JG We were still living under the nightmare of 9/11. It was 2002 and I was living in 1939 and wanting to escape. I lived downtown in New York. I came back when the first tower had gone down. I turned on the television because I wanted to know what was happening. You wanted news. There was no information. I turned on Turner Classic Movies and watched Fred Astaire and Ginger Rogers in Top Hat. I got hooked in that movie and watched it with such urgency. During the literal horror of what was happening I watched Top Hat.
It reminded me that’s what 1939 is about. The world was falling apart. That’s why I loved writing because it was an escape from the incomprehensibility and from what was happening in the world.
Larry Murray Can you talk about the wit and comedy. Serious messages go down easier with a spoonful of funny business.
JG What’s the serious message? It’s not a message play in any way.
LM It’s set in a serious time.

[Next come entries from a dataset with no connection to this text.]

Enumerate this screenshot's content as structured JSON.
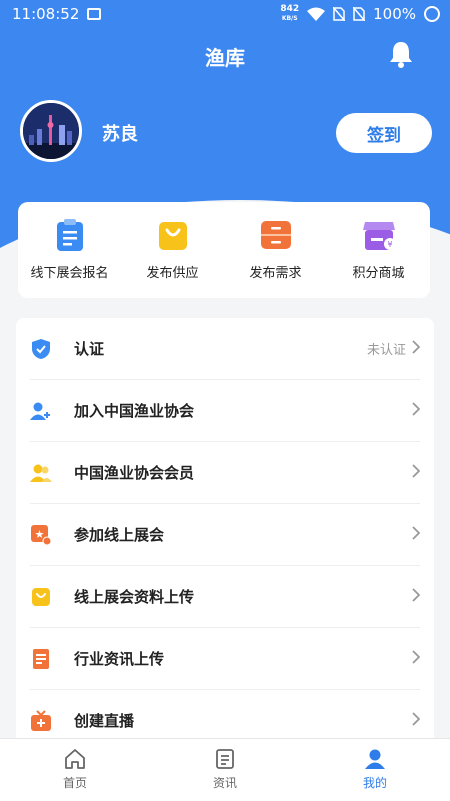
{
  "status_bar": {
    "time": "11:08:52",
    "speed_value": "842",
    "speed_unit": "KB/S",
    "battery": "100%"
  },
  "header": {
    "title": "渔库"
  },
  "profile": {
    "name": "苏良",
    "signin_label": "签到"
  },
  "quick_actions": [
    {
      "label": "线下展会报名",
      "icon": "clipboard-icon",
      "color": "#3b8cf2"
    },
    {
      "label": "发布供应",
      "icon": "shopping-bag-icon",
      "color": "#f7c21a"
    },
    {
      "label": "发布需求",
      "icon": "drawer-icon",
      "color": "#f2733a"
    },
    {
      "label": "积分商城",
      "icon": "store-icon",
      "color": "#9b5de5"
    }
  ],
  "menu": [
    {
      "label": "认证",
      "status": "未认证",
      "icon": "shield-check-icon",
      "color": "#3b8cf2"
    },
    {
      "label": "加入中国渔业协会",
      "icon": "user-add-icon",
      "color": "#3b8cf2"
    },
    {
      "label": "中国渔业协会会员",
      "icon": "users-icon",
      "color": "#f7c21a"
    },
    {
      "label": "参加线上展会",
      "icon": "star-badge-icon",
      "color": "#f2733a"
    },
    {
      "label": "线上展会资料上传",
      "icon": "bag-icon",
      "color": "#f7c21a"
    },
    {
      "label": "行业资讯上传",
      "icon": "document-icon",
      "color": "#f2733a"
    },
    {
      "label": "创建直播",
      "icon": "tv-add-icon",
      "color": "#f2733a"
    }
  ],
  "tabs": [
    {
      "label": "首页",
      "icon": "home-icon",
      "active": false
    },
    {
      "label": "资讯",
      "icon": "news-icon",
      "active": false
    },
    {
      "label": "我的",
      "icon": "user-icon",
      "active": true
    }
  ],
  "colors": {
    "primary": "#3d88f0",
    "active_tab": "#2f7de8"
  }
}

JG Everything is. No play is set in what is not a serious time. The Importance of Being Ernest is set in a serious time. No play is divorced from its time. So there’s no serious message. I don’t like message plays. If it’s serious enough to write a play about it has to have some weight to it to hold our interest. But I don’t think this is a play where you are embarrassed by the seriousness of your message and are just slathering on. It’s an entertainment. It’s about a look at life. The characters are in the news room a submarine. They’re trapped there. But it’s not a serious message where we have to put a lot of comedy on it. I don’t see the play that way.

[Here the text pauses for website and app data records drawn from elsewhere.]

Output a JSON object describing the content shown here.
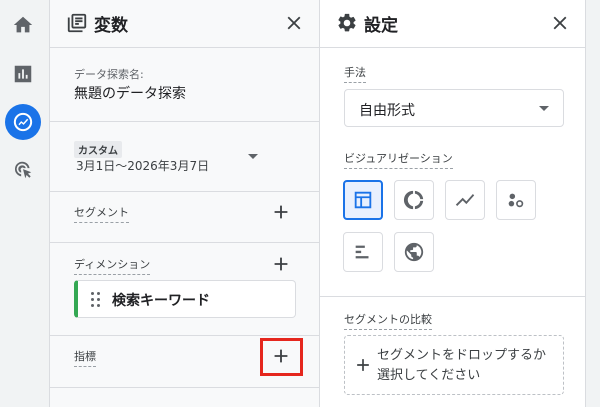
{
  "rail": {
    "items": [
      {
        "name": "home",
        "active": false
      },
      {
        "name": "reports",
        "active": false
      },
      {
        "name": "explore",
        "active": true
      },
      {
        "name": "advertising",
        "active": false
      }
    ]
  },
  "variables_panel": {
    "title": "変数",
    "exploration_name_label": "データ探索名:",
    "exploration_name_value": "無題のデータ探索",
    "date_range_tag": "カスタム",
    "date_range_value": "3月1日～2026年3月7日",
    "segments_label": "セグメント",
    "dimensions_label": "ディメンション",
    "dimension_chip": "検索キーワード",
    "metrics_label": "指標"
  },
  "settings_panel": {
    "title": "設定",
    "technique_label": "手法",
    "technique_value": "自由形式",
    "visualization_label": "ビジュアリゼーション",
    "segment_comparison_label": "セグメントの比較",
    "drop_text": "セグメントをドロップするか選択してください"
  },
  "colors": {
    "accent": "#1a73e8",
    "dimension_chip_accent": "#34a853",
    "highlight_box": "#e5261d"
  }
}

LM Being set on the edge of WWII with the nation at an impasse that comedy was used as a way to escape those worries.
JG No matter where you are there are funny things happening. There are horrible times in the ghastly 20th century. Even now at Guantanamo Bay. But I’m sure that even there somebody has slipped on a banana peal. Life is happening. It’s about life. It doesn’t stop going on because you’re in a horrible situation.
Question Was the language different then from what it is today. Social media, Facebook and texting have changed the way we communicate. Is there a difference in the use of language in the play?

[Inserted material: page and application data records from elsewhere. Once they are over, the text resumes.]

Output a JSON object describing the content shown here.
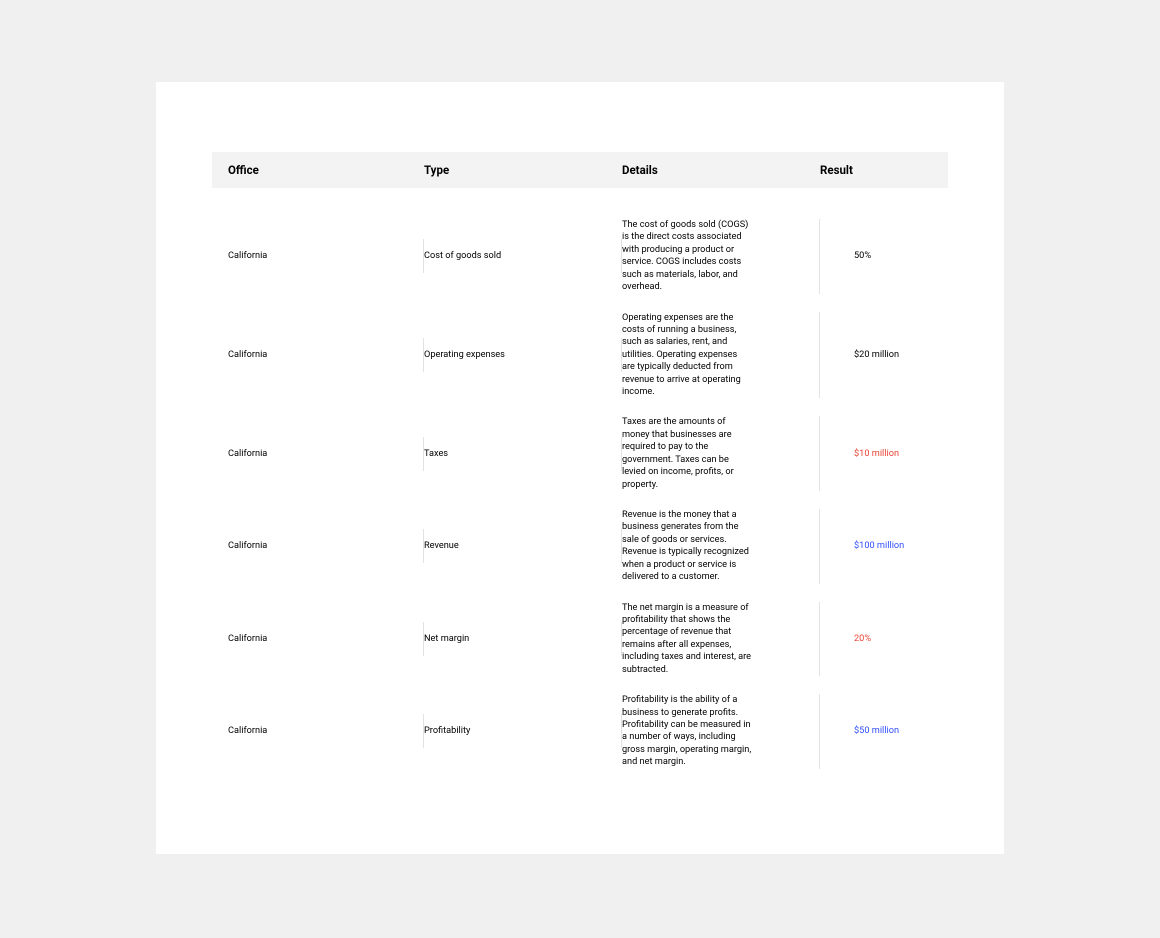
{
  "columns": {
    "office": "Office",
    "type": "Type",
    "details": "Details",
    "result": "Result"
  },
  "rows": [
    {
      "office": "California",
      "type": "Cost of goods sold",
      "details": "The cost of goods sold (COGS) is the direct costs associated with producing a product or service. COGS includes costs such as materials, labor, and overhead.",
      "result": "50%",
      "result_color": "default"
    },
    {
      "office": "California",
      "type": "Operating expenses",
      "details": "Operating expenses are the costs of running a business, such as salaries, rent, and utilities. Operating expenses are typically deducted from revenue to arrive at operating income.",
      "result": "$20 million",
      "result_color": "default"
    },
    {
      "office": "California",
      "type": "Taxes",
      "details": "Taxes are the amounts of money that businesses are required to pay to the government. Taxes can be levied on income, profits, or property.",
      "result": "$10 million",
      "result_color": "red"
    },
    {
      "office": "California",
      "type": "Revenue",
      "details": "Revenue is the money that a business generates from the sale of goods or services. Revenue is typically recognized when a product or service is delivered to a customer.",
      "result": "$100 million",
      "result_color": "blue"
    },
    {
      "office": "California",
      "type": "Net margin",
      "details": "The net margin is a measure of profitability that shows the percentage of revenue that remains after all expenses, including taxes and interest, are subtracted.",
      "result": "20%",
      "result_color": "red"
    },
    {
      "office": "California",
      "type": "Profitability",
      "details": "Profitability is the ability of a business to generate profits. Profitability can be measured in a number of ways, including gross margin, operating margin, and net margin.",
      "result": "$50 million",
      "result_color": "blue"
    }
  ]
}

JG Back then we wanted Walter Winchell for our gossip. We wanted H.V. Kaltenborn or Lowell Thomas for the seriousness of our news. Alexander Humphreys Woollcott was one of the most famous men in the world. He would be completely forgotten were it not for The Man Who Came to Dinner. He was a great wit who went after everything.
(One of New York's most prolific drama critics, Woolcott was banned for a time from reviewing certain Broadway shows due to his florid and often vitriolic prose He sued the Shubert theater organization for violation of the New York Civil Rights Act, but lost in the state's highest court in 1916 on the grounds that only discrimination on the basis of race, creed or color was unlawful. From 1929 to 1934, he wrote a column called "Shouts and Murmurs" for The New Yorker.)
Pundits back then with formidable they quoted Herodotus and Thucydides as their models. Back then was a much more intellectual time. There was admiration for intellectual thinking. In our elitist world today any show of intellect is regarded as showing off and suspect. There was a pride back then in a grandeur of tone. People studied rhetoric. More so than we do today.
Hemingway was a newspaper man. It’s why he was such a great war reporter. Just tell the facts as they are. That’s always what the news does best. As the New York Times says “All the News That’s Fit to Print.”
I don’t think you have to struggle to get the outside world into the play. It centers around an anarchist who has shot a cop. In the original it was a young American who shot a black cop. This time the anarchist is an immigrant. The shooter is from Germany by way of Czechoslovakia. He came to America to flee the Nazis. He gets tied up with a pro Nazi policeman. So you don’t have to search out for the politics they are built right into the story.